Pour the remaining melted butter onto the rice, and drizzle 1/4 Cup of the extra water into the holes you made. Cover pot with kitchen towel to absorb the steam, place pot lid on towel.
Cook on very low heat, checking after about 15 minutes. If the rice is browning too fast, add the remaining extra water a little bit at a time.
Cook rice until it's done, about 30 minutes. Try not to check it too often, as it needs to steam.

Saffron is our friend

I recently had the opportunity to dine with a very wise man named Bahram Moeenziai. In this video he tells us how to prepare saffron for home use. In a future post, I will show you how to use it for a meal. It probably won't come close to the delicious meal that he made. This particular Saffron that he uses is very potent and comes directly from Iran. Therefore, he had to add two sugar cubes to the saffron and grind it before use.

Monday, August 10, 2009

Farmer's Market Delight

We hit up the farmer’s market on Divisidero and Grove this past Sunday and came back with some delicious produce. Here is something you can make in a pinch!

This recipe serves two.

2 cloves of garlic
3 small heirloom tomatoes
3 T olive oil
2 T fresh basil
1 T of olive paste tapenade
Angel hair the size of a quarter in diameter
Salt and pepper to taste
¼ cup organic chicken stock

Start off with a medium pot filled with water. While the water is getting hot. Chop up your garlic. I try to get it really fine. Cut up the basil really thinly too. We took it from our basil plant, Mr. B. He is going down hill so we are trying to use him up! Chop up your tomatoes and get ready to cook!
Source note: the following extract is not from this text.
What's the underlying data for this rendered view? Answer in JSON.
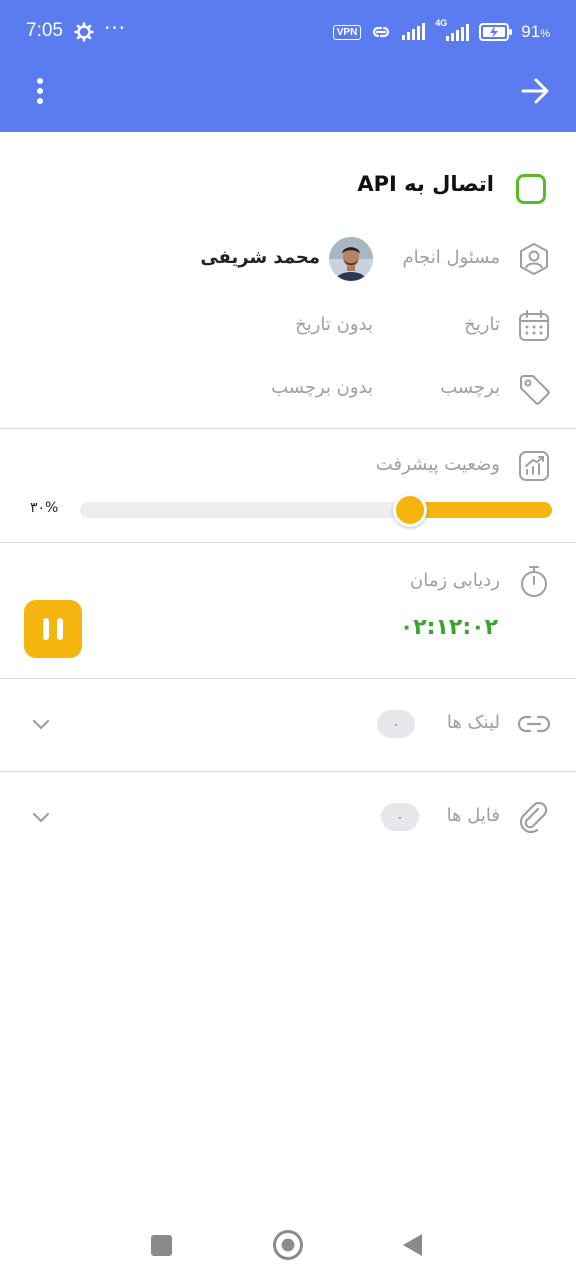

Heat up your non stick skillet pan, on medium heat. While you are heating up the pan, add the angel hair pasta to the boiling water. Cool until al dente.

Once the non stick pan is pretty hot, pour your olive oil in the pan. Once sizzling, add your garlic. Cook until turns a little brown on the edges.

Next throw in the tomatoes, then add the tapenade. Shake the pan around so the tapenade moves around a bit. Now, hit it with organic chicken stock and let simmer for about a minute.

Once the pasta is ready, add to the skillet and mix altogether. Joe does this super cool “tossing” thing with his wrist, but every time I do that, something falls into the burner. So I kind of push everything around with a spatula.

It is ready to be served. Add some fresh grated parmesan cheese.


Monday, July 20, 2009

Top 10 Kitchen Must-Haves

According to Chef Joseph Alfieri, Here's a list of 10 things everyone should have in their kitchen:

1. Food processor
2. Hand mixer (We have a Braun and like it. I am kind of interested in the "Slap Chop")
3. Chef knife
4. Sautee pan (I prefer a pan with a non-stick coating, but Joe does not)
5. Sriracha chili sauce
6. Olive oil
7. Chicken stock (of course we use Trader Joe's organic, low sodium)
8. Kosher salt
9. Stock pot
10. Your favorite Ethnic spice (Chef Joe likes Goya)